→ WORK ITEM
All of the records should be restated word for word.

☆ ☆ ☆ ☆ ☆ ☆ ☆

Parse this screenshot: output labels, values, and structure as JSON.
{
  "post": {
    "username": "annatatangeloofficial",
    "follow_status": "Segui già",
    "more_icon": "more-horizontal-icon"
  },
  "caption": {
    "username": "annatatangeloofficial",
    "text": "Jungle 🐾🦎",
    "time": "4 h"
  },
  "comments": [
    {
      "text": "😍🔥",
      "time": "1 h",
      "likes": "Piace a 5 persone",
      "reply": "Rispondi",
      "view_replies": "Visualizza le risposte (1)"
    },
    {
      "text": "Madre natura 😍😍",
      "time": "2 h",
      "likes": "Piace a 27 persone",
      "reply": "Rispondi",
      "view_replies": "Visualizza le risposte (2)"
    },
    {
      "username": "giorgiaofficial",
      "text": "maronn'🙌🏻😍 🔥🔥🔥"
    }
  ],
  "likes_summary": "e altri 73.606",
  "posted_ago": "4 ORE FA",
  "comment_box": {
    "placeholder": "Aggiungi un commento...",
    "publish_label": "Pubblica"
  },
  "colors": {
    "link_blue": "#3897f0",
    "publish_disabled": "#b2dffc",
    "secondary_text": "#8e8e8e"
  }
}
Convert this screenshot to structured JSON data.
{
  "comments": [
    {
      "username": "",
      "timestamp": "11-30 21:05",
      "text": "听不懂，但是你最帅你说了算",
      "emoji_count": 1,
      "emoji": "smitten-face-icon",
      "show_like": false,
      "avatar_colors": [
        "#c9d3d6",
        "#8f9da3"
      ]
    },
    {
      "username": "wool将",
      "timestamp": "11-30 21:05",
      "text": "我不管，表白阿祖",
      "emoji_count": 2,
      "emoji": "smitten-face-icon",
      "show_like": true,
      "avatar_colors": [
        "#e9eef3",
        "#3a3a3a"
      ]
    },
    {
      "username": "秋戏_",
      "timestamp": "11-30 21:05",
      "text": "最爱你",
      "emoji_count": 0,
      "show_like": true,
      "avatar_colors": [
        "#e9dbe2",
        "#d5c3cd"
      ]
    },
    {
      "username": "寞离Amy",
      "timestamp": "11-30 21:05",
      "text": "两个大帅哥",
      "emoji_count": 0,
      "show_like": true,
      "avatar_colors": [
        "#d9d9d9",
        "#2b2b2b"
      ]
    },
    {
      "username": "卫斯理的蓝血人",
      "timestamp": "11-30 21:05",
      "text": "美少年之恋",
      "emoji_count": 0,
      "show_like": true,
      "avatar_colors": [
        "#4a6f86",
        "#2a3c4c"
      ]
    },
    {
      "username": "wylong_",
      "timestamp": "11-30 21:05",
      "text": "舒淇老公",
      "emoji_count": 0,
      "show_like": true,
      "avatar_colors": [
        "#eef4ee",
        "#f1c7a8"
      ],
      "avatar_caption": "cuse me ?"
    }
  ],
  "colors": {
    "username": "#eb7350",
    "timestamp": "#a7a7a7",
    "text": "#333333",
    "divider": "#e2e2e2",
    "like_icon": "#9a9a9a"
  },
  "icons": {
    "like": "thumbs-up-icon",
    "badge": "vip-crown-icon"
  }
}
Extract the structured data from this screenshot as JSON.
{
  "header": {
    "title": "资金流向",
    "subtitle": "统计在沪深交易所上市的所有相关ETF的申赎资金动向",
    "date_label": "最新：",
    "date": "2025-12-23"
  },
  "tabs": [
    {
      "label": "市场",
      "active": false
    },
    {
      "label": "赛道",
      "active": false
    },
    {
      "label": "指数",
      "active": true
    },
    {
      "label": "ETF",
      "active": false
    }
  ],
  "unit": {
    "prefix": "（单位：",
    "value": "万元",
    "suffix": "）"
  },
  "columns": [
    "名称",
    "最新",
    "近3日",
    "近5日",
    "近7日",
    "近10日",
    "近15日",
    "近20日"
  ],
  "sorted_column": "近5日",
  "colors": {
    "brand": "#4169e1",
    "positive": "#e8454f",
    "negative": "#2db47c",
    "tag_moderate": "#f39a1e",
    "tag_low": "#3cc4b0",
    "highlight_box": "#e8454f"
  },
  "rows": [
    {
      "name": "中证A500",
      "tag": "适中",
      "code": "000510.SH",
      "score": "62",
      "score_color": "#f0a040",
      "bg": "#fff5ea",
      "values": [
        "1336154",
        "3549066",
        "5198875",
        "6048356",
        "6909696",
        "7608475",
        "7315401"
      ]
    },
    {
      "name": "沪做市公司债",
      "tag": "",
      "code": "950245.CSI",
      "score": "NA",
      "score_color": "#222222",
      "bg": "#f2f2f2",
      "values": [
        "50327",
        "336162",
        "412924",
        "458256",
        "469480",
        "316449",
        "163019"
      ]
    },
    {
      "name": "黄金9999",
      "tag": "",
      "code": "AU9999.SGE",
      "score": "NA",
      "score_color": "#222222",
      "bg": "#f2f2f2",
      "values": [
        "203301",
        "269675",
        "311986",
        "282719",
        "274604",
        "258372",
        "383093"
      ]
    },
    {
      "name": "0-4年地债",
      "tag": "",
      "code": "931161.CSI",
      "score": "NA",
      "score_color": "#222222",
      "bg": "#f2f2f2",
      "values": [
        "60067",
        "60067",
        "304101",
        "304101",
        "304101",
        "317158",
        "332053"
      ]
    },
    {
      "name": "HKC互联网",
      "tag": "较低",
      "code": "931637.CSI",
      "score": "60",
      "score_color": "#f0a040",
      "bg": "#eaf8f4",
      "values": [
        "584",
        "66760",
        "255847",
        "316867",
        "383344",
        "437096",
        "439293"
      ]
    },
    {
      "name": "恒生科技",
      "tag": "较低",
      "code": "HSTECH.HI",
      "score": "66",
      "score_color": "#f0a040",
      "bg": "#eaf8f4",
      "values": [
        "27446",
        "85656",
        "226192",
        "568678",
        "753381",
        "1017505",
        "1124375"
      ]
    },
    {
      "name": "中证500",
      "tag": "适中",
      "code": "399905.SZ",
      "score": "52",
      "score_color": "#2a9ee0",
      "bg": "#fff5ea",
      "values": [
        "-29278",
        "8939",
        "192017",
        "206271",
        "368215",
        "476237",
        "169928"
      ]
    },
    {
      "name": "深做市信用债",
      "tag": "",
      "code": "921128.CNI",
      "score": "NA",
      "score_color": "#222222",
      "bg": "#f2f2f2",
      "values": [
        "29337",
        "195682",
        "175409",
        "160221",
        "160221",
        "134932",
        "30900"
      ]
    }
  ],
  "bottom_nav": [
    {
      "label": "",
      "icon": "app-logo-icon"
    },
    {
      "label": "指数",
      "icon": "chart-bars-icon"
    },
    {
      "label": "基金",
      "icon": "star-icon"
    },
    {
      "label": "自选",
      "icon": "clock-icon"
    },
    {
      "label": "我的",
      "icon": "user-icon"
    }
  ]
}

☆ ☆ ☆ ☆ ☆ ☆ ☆

→ PROBLEM SOLUTION
Parse this screenshot: output labels, values, and structure as JSON.
{
  "post": {
    "username": "annatatangeloofficial",
    "follow_status": "Segui già",
    "more_icon": "more-horizontal-icon"
  },
  "caption": {
    "username": "annatatangeloofficial",
    "text": "Jungle 🐾🦎",
    "time": "4 h"
  },
  "comments": [
    {
      "text": "😍🔥",
      "time": "1 h",
      "likes": "Piace a 5 persone",
      "reply": "Rispondi",
      "view_replies": "Visualizza le risposte (1)"
    },
    {
      "text": "Madre natura 😍😍",
      "time": "2 h",
      "likes": "Piace a 27 persone",
      "reply": "Rispondi",
      "view_replies": "Visualizza le risposte (2)"
    },
    {
      "username": "giorgiaofficial",
      "text": "maronn'🙌🏻😍 🔥🔥🔥"
    }
  ],
  "likes_summary": "e altri 73.606",
  "posted_ago": "4 ORE FA",
  "comment_box": {
    "placeholder": "Aggiungi un commento...",
    "publish_label": "Pubblica"
  },
  "colors": {
    "link_blue": "#3897f0",
    "publish_disabled": "#b2dffc",
    "secondary_text": "#8e8e8e"
  }
}
Convert this screenshot to structured JSON data.
{
  "comments": [
    {
      "username": "",
      "timestamp": "11-30 21:05",
      "text": "听不懂，但是你最帅你说了算",
      "emoji_count": 1,
      "emoji": "smitten-face-icon",
      "show_like": false,
      "avatar_colors": [
        "#c9d3d6",
        "#8f9da3"
      ]
    },
    {
      "username": "wool将",
      "timestamp": "11-30 21:05",
      "text": "我不管，表白阿祖",
      "emoji_count": 2,
      "emoji": "smitten-face-icon",
      "show_like": true,
      "avatar_colors": [
        "#e9eef3",
        "#3a3a3a"
      ]
    },
    {
      "username": "秋戏_",
      "timestamp": "11-30 21:05",
      "text": "最爱你",
      "emoji_count": 0,
      "show_like": true,
      "avatar_colors": [
        "#e9dbe2",
        "#d5c3cd"
      ]
    },
    {
      "username": "寞离Amy",
      "timestamp": "11-30 21:05",
      "text": "两个大帅哥",
      "emoji_count": 0,
      "show_like": true,
      "avatar_colors": [
        "#d9d9d9",
        "#2b2b2b"
      ]
    },
    {
      "username": "卫斯理的蓝血人",
      "timestamp": "11-30 21:05",
      "text": "美少年之恋",
      "emoji_count": 0,
      "show_like": true,
      "avatar_colors": [
        "#4a6f86",
        "#2a3c4c"
      ]
    },
    {
      "username": "wylong_",
      "timestamp": "11-30 21:05",
      "text": "舒淇老公",
      "emoji_count": 0,
      "show_like": true,
      "avatar_colors": [
        "#eef4ee",
        "#f1c7a8"
      ],
      "avatar_caption": "cuse me ?"
    }
  ],
  "colors": {
    "username": "#eb7350",
    "timestamp": "#a7a7a7",
    "text": "#333333",
    "divider": "#e2e2e2",
    "like_icon": "#9a9a9a"
  },
  "icons": {
    "like": "thumbs-up-icon",
    "badge": "vip-crown-icon"
  }
}
Extract the structured data from this screenshot as JSON.
{
  "header": {
    "title": "资金流向",
    "subtitle": "统计在沪深交易所上市的所有相关ETF的申赎资金动向",
    "date_label": "最新：",
    "date": "2025-12-23"
  },
  "tabs": [
    {
      "label": "市场",
      "active": false
    },
    {
      "label": "赛道",
      "active": false
    },
    {
      "label": "指数",
      "active": true
    },
    {
      "label": "ETF",
      "active": false
    }
  ],
  "unit": {
    "prefix": "（单位：",
    "value": "万元",
    "suffix": "）"
  },
  "columns": [
    "名称",
    "最新",
    "近3日",
    "近5日",
    "近7日",
    "近10日",
    "近15日",
    "近20日"
  ],
  "sorted_column": "近5日",
  "colors": {
    "brand": "#4169e1",
    "positive": "#e8454f",
    "negative": "#2db47c",
    "tag_moderate": "#f39a1e",
    "tag_low": "#3cc4b0",
    "highlight_box": "#e8454f"
  },
  "rows": [
    {
      "name": "中证A500",
      "tag": "适中",
      "code": "000510.SH",
      "score": "62",
      "score_color": "#f0a040",
      "bg": "#fff5ea",
      "values": [
        "1336154",
        "3549066",
        "5198875",
        "6048356",
        "6909696",
        "7608475",
        "7315401"
      ]
    },
    {
      "name": "沪做市公司债",
      "tag": "",
      "code": "950245.CSI",
      "score": "NA",
      "score_color": "#222222",
      "bg": "#f2f2f2",
      "values": [
        "50327",
        "336162",
        "412924",
        "458256",
        "469480",
        "316449",
        "163019"
      ]
    },
    {
      "name": "黄金9999",
      "tag": "",
      "code": "AU9999.SGE",
      "score": "NA",
      "score_color": "#222222",
      "bg": "#f2f2f2",
      "values": [
        "203301",
        "269675",
        "311986",
        "282719",
        "274604",
        "258372",
        "383093"
      ]
    },
    {
      "name": "0-4年地债",
      "tag": "",
      "code": "931161.CSI",
      "score": "NA",
      "score_color": "#222222",
      "bg": "#f2f2f2",
      "values": [
        "60067",
        "60067",
        "304101",
        "304101",
        "304101",
        "317158",
        "332053"
      ]
    },
    {
      "name": "HKC互联网",
      "tag": "较低",
      "code": "931637.CSI",
      "score": "60",
      "score_color": "#f0a040",
      "bg": "#eaf8f4",
      "values": [
        "584",
        "66760",
        "255847",
        "316867",
        "383344",
        "437096",
        "439293"
      ]
    },
    {
      "name": "恒生科技",
      "tag": "较低",
      "code": "HSTECH.HI",
      "score": "66",
      "score_color": "#f0a040",
      "bg": "#eaf8f4",
      "values": [
        "27446",
        "85656",
        "226192",
        "568678",
        "753381",
        "1017505",
        "1124375"
      ]
    },
    {
      "name": "中证500",
      "tag": "适中",
      "code": "399905.SZ",
      "score": "52",
      "score_color": "#2a9ee0",
      "bg": "#fff5ea",
      "values": [
        "-29278",
        "8939",
        "192017",
        "206271",
        "368215",
        "476237",
        "169928"
      ]
    },
    {
      "name": "深做市信用债",
      "tag": "",
      "code": "921128.CNI",
      "score": "NA",
      "score_color": "#222222",
      "bg": "#f2f2f2",
      "values": [
        "29337",
        "195682",
        "175409",
        "160221",
        "160221",
        "134932",
        "30900"
      ]
    }
  ],
  "bottom_nav": [
    {
      "label": "",
      "icon": "app-logo-icon"
    },
    {
      "label": "指数",
      "icon": "chart-bars-icon"
    },
    {
      "label": "基金",
      "icon": "star-icon"
    },
    {
      "label": "自选",
      "icon": "clock-icon"
    },
    {
      "label": "我的",
      "icon": "user-icon"
    }
  ]
}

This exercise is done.